* _Task requirements_:
Reply only with how many lines below contain "content".
====== Data records
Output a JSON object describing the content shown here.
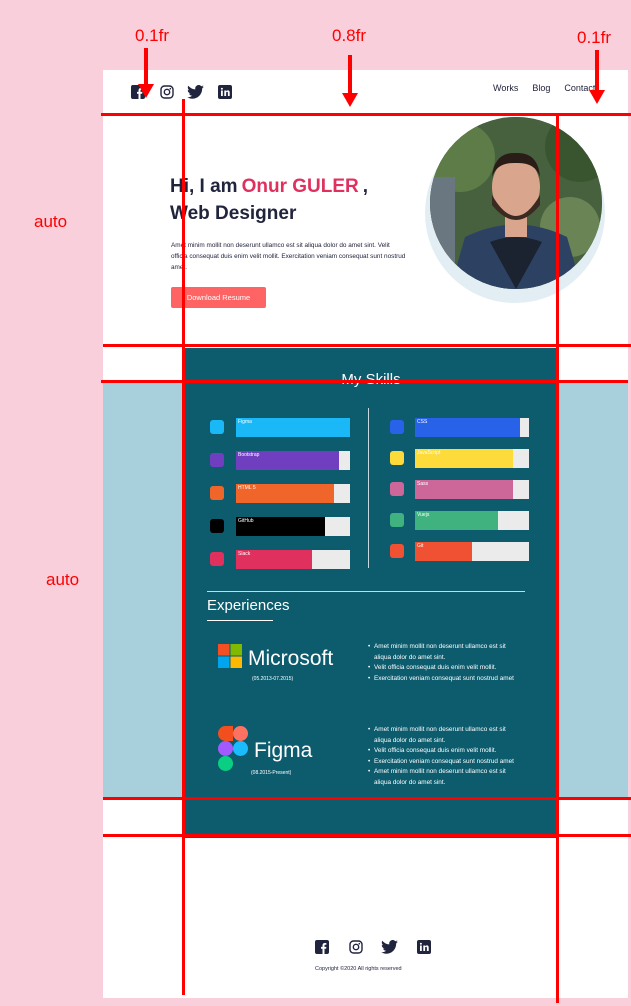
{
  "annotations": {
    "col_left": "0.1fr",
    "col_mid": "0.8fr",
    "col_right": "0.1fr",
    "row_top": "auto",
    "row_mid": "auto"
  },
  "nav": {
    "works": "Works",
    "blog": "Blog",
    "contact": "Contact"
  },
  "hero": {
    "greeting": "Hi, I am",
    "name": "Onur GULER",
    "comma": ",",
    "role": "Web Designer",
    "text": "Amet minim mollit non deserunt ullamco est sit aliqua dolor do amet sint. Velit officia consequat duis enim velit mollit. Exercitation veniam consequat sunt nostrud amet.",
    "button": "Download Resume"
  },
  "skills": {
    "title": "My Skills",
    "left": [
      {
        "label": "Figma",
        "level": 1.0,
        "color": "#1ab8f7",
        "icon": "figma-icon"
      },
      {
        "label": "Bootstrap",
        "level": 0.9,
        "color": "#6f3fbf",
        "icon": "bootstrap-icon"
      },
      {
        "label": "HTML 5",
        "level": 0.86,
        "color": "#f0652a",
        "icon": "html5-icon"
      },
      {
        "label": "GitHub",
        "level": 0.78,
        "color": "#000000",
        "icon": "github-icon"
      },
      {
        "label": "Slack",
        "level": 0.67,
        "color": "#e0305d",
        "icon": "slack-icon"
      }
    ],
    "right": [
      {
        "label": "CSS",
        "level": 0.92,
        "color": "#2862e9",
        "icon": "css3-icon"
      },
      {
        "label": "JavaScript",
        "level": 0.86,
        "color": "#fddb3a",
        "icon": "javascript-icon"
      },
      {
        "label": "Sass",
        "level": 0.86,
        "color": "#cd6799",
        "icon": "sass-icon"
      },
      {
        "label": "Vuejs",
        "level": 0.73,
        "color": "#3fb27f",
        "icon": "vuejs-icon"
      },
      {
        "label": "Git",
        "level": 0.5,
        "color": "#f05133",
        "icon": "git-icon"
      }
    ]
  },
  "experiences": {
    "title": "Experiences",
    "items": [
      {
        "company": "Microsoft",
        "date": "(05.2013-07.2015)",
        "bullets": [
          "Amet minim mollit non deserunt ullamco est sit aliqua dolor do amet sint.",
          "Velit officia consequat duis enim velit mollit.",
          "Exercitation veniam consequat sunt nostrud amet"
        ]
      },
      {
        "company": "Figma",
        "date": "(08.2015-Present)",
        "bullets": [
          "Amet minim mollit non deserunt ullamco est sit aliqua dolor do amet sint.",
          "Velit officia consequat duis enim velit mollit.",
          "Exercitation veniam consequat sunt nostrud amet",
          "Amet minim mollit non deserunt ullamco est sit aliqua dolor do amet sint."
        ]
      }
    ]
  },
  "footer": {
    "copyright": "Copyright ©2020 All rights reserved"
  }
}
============
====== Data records
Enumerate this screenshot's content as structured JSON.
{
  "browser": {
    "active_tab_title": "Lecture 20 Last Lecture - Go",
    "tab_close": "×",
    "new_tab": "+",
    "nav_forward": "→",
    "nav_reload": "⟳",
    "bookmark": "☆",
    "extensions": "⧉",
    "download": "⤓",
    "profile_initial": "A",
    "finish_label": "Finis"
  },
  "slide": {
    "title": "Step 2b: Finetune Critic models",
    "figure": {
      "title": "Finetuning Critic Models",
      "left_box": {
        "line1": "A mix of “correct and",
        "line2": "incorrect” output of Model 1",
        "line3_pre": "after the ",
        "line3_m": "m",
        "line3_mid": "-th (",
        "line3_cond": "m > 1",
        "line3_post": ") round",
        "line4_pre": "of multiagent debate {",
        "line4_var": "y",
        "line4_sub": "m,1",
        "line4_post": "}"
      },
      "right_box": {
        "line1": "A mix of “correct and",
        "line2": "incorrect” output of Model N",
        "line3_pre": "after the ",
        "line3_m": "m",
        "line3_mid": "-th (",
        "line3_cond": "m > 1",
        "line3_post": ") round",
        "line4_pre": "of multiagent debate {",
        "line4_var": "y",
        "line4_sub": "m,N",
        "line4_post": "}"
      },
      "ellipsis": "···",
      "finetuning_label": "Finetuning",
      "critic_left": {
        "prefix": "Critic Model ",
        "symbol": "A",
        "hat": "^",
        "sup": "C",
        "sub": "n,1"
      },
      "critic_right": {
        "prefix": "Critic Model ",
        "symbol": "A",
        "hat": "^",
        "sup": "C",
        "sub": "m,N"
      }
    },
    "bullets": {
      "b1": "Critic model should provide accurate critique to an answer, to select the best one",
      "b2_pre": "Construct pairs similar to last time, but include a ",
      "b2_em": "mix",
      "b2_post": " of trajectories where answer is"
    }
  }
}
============
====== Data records
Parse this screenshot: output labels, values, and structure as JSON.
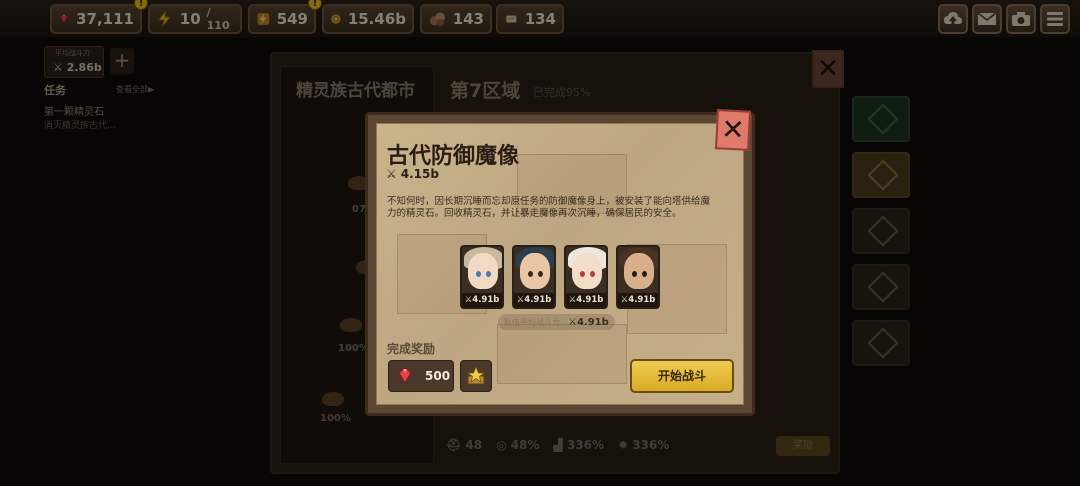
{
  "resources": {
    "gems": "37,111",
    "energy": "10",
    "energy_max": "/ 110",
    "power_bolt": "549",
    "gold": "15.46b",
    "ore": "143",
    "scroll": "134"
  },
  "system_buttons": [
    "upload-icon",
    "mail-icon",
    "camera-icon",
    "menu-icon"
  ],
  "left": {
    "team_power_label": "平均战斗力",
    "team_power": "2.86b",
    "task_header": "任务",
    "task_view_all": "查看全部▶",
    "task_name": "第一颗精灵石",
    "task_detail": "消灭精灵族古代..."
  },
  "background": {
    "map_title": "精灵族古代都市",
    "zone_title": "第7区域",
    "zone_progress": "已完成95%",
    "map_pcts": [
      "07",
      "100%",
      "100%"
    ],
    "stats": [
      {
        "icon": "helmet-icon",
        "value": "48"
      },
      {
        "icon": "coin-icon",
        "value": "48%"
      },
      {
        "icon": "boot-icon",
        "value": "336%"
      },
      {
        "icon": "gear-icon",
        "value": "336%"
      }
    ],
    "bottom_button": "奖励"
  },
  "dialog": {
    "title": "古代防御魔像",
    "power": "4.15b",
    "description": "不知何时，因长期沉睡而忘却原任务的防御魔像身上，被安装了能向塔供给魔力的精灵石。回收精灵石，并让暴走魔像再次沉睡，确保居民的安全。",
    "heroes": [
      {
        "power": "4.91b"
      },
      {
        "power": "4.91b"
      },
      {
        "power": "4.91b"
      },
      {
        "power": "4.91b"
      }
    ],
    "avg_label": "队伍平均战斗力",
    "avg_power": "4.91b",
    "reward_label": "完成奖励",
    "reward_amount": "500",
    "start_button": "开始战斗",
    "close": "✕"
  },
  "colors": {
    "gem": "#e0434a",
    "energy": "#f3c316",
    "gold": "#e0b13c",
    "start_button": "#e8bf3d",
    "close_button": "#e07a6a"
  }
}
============
* _Exercise response_:
2